Today, Catholics move into the most prayerful and solemn time of the Church year—the Triduum, which is made up of Holy Thursday, Good Friday, and Holy Saturday. These days prepare us for the highest Christian holiday, Easter Sunday, which celebrates Jesus’ resurrection from the dead after his crucifixion.
For each day of the Triduum, I will post a prayer that speaks to that day’s particular mood and the experiences of a Biblical character who plays an important role in the day’s events.
Ignatian prayer asks us to contemplate Scripture in a particular way, placing ourselves in the Biblical stories and using our imaginations to better understand the characters we encounter. In that spirit, we will “pray along” with Jesus, Peter, the apostles, and Mary Magdalene during the next four days.
Today, we pray with Jesus. In the three Synoptic Gospels, we get a moving account of what seems to be Jesus’ most agonizing time in prayer. After his last supper with his apostles, Jesus brings them to the garden of Gethsemane so he can pray. The Gospel of Mark tells us that, “Going a little farther, he fell with his face to the ground and prayed, ‘My Father, if it is possible, may this cup be taken from me. Yet not as I will, but as you will.’” (Mark 26: 39)
Knowing his death is imminent, Jesus comes to prayer in utter sorrow, no doubt with many worries on his mind. Not only does he think about the physical pain he will endure when killed (he is clearly aware of the common form of execution in first-century Roman-controlled Palestine—crucifixion), but he is also concerned for those he leaves behind—his mother, his apostles (who can’t even manage to stay awake when he asks), and the countless disciples whose lives are at risk because of their association with him. Will the movement he began die out once he’s gone? Has he left his followers for dead? Will he be able to endure the pain and mockery he will face? Countless thoughts occupy his mind, and focusing on God’s will is difficult. Tears drip like blood from his eyes, and he begs God to take his cup—his God-given mission—from him.
To me, this is one of Jesus’ most human moments, and it gives me comfort about my own prayer life. So often I come to prayer distracted or in worry, lacking a clear mind and an openness to the silence of God’s voice. When I kneel down before the Blessed Sacrament in Dahlgren Chapel or the beautiful Jesus icon in Copley Crypt Chapel in Georgetown, thoughts about my next workout, a previous conversation with a friend, and the upcoming summer come to mind, and letting them go is sometimes hard. Knowing that Jesus too had a difficult time in prayer makes me feel much better about my own prayer life. Rather than leaving the chapel feeling guilty for not getting through the Daily Examen (a common Jesuit prayer) or for speeding through my Hail Marys, I can feel solace, conscious that Jesus too struggled when talking to God or reciting the Psalms.
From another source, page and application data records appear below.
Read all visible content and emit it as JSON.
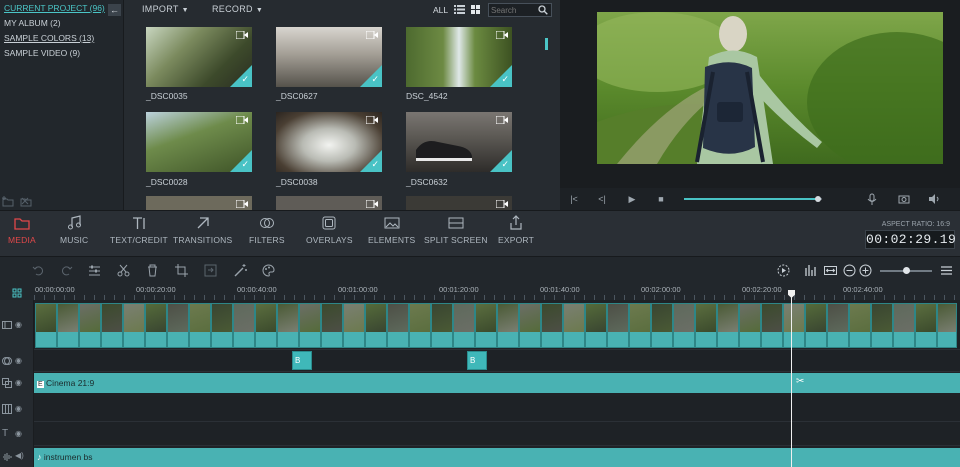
{
  "library": {
    "items": [
      {
        "label": "CURRENT PROJECT (96)"
      },
      {
        "label": "MY ALBUM (2)"
      },
      {
        "label": "SAMPLE COLORS (13)"
      },
      {
        "label": "SAMPLE VIDEO (9)"
      }
    ]
  },
  "browser": {
    "import_label": "IMPORT",
    "record_label": "RECORD",
    "filter_label": "ALL",
    "search_placeholder": "Search",
    "thumbs": [
      {
        "label": "_DSC0035"
      },
      {
        "label": "_DSC0627"
      },
      {
        "label": "DSC_4542"
      },
      {
        "label": "_DSC0028"
      },
      {
        "label": "_DSC0038"
      },
      {
        "label": "_DSC0632"
      }
    ]
  },
  "toolbar": {
    "tools": [
      {
        "label": "MEDIA",
        "icon": "folder-icon"
      },
      {
        "label": "MUSIC",
        "icon": "music-note-icon"
      },
      {
        "label": "TEXT/CREDIT",
        "icon": "text-icon"
      },
      {
        "label": "TRANSITIONS",
        "icon": "transitions-icon"
      },
      {
        "label": "FILTERS",
        "icon": "filters-icon"
      },
      {
        "label": "OVERLAYS",
        "icon": "overlays-icon"
      },
      {
        "label": "ELEMENTS",
        "icon": "image-icon"
      },
      {
        "label": "SPLIT SCREEN",
        "icon": "split-screen-icon"
      },
      {
        "label": "EXPORT",
        "icon": "export-icon"
      }
    ],
    "aspect_ratio": "ASPECT RATIO: 16:9",
    "timecode": "00:02:29.19"
  },
  "ruler": {
    "labels": [
      "00:00:00:00",
      "00:00:20:00",
      "00:00:40:00",
      "00:01:00:00",
      "00:01:20:00",
      "00:01:40:00",
      "00:02:00:00",
      "00:02:20:00",
      "00:02:40:00"
    ]
  },
  "tracks": {
    "fx_clips": [
      {
        "label": "B"
      },
      {
        "label": "B"
      }
    ],
    "text_clip": "Cinema 21:9",
    "audio_clip": "instrumen bs"
  },
  "colors": {
    "accent": "#49c3c5",
    "media_active": "#e0484a",
    "clip_teal": "#49b2b3"
  }
}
The end of Jesus’ prayer also has something to teach us. After questioning God and asking for the cup to be taken away, he submits to God, accepting his will. Immediately after his prayer, he is betrayed by Judas and arrested. But Jesus is calm throughout the next and last 24 hours of his life. He is generous and kind despite the horrible treatment he receives. To me, this signals that Jesus’ prayer was “successful,” if prayer can ever be considered successful. He must have received some solace from God, despite his distractions and initial distrust. Jesus worked though his troubled thoughts, persevered in his prayer, and ultimately came out stronger and with a clearer perspective. We too must strive for the same.
When I was on a 3-day, silent Ignatian Retreat a few weekends back, I was exposed to the following prayer, which perfectly expresses the mixture of emotions that often accompany us in prayer. Jesus may have uttered a similar prayer to his father in the garden.
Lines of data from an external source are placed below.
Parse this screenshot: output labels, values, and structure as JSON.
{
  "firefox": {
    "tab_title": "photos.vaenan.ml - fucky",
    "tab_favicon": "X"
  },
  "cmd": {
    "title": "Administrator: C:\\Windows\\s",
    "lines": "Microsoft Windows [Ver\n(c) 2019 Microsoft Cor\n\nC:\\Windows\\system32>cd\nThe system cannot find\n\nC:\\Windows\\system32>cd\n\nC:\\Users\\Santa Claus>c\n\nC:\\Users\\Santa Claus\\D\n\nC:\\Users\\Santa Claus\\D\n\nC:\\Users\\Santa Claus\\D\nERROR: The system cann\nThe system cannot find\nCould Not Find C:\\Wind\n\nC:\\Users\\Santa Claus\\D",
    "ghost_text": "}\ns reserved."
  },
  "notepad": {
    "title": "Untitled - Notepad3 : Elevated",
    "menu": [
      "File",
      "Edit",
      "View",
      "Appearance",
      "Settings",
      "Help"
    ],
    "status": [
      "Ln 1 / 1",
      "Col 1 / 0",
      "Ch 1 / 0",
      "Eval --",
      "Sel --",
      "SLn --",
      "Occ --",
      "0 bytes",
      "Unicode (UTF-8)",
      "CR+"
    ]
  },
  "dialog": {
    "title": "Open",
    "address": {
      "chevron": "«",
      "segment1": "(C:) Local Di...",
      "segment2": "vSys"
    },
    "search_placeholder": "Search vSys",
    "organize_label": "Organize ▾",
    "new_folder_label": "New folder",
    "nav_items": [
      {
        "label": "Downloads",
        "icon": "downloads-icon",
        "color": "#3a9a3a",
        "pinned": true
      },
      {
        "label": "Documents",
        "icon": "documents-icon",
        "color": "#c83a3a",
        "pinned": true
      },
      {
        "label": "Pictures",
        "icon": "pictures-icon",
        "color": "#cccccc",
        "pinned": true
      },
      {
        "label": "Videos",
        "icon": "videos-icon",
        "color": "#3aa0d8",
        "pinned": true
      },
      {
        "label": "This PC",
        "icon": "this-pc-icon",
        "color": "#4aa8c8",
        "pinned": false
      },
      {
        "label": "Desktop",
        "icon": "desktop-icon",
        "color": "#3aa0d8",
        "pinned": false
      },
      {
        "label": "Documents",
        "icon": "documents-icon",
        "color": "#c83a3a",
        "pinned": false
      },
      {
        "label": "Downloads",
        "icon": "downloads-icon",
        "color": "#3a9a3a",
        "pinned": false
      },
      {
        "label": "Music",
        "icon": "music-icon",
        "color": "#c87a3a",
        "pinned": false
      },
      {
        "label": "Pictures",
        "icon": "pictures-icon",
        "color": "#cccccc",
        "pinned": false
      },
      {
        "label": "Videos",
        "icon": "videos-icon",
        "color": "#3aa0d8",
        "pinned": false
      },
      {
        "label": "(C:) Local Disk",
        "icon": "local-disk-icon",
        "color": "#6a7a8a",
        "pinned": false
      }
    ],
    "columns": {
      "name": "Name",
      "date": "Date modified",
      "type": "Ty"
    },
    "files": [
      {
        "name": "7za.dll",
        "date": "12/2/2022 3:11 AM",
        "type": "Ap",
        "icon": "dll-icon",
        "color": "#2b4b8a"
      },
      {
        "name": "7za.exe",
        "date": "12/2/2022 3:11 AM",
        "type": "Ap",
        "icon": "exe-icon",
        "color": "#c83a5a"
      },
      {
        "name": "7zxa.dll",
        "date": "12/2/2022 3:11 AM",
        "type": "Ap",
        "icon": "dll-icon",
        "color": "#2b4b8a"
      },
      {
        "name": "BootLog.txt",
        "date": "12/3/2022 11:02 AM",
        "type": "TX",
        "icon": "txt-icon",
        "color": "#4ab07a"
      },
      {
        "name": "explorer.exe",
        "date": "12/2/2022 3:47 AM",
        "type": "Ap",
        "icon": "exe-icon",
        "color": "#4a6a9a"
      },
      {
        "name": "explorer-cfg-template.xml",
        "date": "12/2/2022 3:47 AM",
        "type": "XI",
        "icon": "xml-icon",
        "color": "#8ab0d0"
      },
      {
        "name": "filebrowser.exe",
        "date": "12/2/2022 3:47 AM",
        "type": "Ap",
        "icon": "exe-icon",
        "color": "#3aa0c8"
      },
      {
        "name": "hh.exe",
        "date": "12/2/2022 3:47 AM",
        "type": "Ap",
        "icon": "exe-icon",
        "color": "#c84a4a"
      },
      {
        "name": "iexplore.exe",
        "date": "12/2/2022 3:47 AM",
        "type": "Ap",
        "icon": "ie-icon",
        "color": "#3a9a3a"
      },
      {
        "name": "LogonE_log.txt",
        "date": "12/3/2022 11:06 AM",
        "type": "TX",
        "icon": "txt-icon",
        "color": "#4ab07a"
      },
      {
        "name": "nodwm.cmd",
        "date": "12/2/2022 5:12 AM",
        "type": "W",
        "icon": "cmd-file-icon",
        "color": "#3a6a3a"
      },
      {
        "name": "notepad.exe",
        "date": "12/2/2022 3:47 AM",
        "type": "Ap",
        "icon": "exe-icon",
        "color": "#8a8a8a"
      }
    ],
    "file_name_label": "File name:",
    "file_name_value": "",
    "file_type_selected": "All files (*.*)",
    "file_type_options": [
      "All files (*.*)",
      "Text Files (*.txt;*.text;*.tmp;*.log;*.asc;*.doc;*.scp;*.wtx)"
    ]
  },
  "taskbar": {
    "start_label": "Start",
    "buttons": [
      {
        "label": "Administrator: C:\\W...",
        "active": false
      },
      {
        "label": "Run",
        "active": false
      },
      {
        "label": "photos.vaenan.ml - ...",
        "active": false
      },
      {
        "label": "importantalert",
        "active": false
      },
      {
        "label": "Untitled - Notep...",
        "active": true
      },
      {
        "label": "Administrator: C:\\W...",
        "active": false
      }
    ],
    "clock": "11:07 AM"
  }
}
It would be easier for me to pray if I were clearO Eternal One, It would be easier for me to pray if I were clear and of a single mind and a pure heart; if I could be done hiding from myself and from you, even in my prayers. But, I am who I am, mixture of motives and excuses, blur of memories, quiver of hopes, knot of fear, tangle of confusion, and restless with love, for love. I wander somewhere between gratitude and grievance, wonder and routine, high resolve and undone dreams, generous impulses and unpaid bills. Come, find me, Lord. Be with me exactly as I am. Help me find me, Lord. Help me accept what I am, so I can begin to be yours. Make of me something small enough to snuggle, young enough to question, simple enough to giggle, old enough to forget, foolish enough to act for peace; skeptical enough to doubt the sufficiency of anything but you, and attentive enough to listen as you call me out of the tomb of my timidity into the chancy glory of my possibilities and the power of your presence.
May this prayer help us when we struggle in our own Gethsemanes.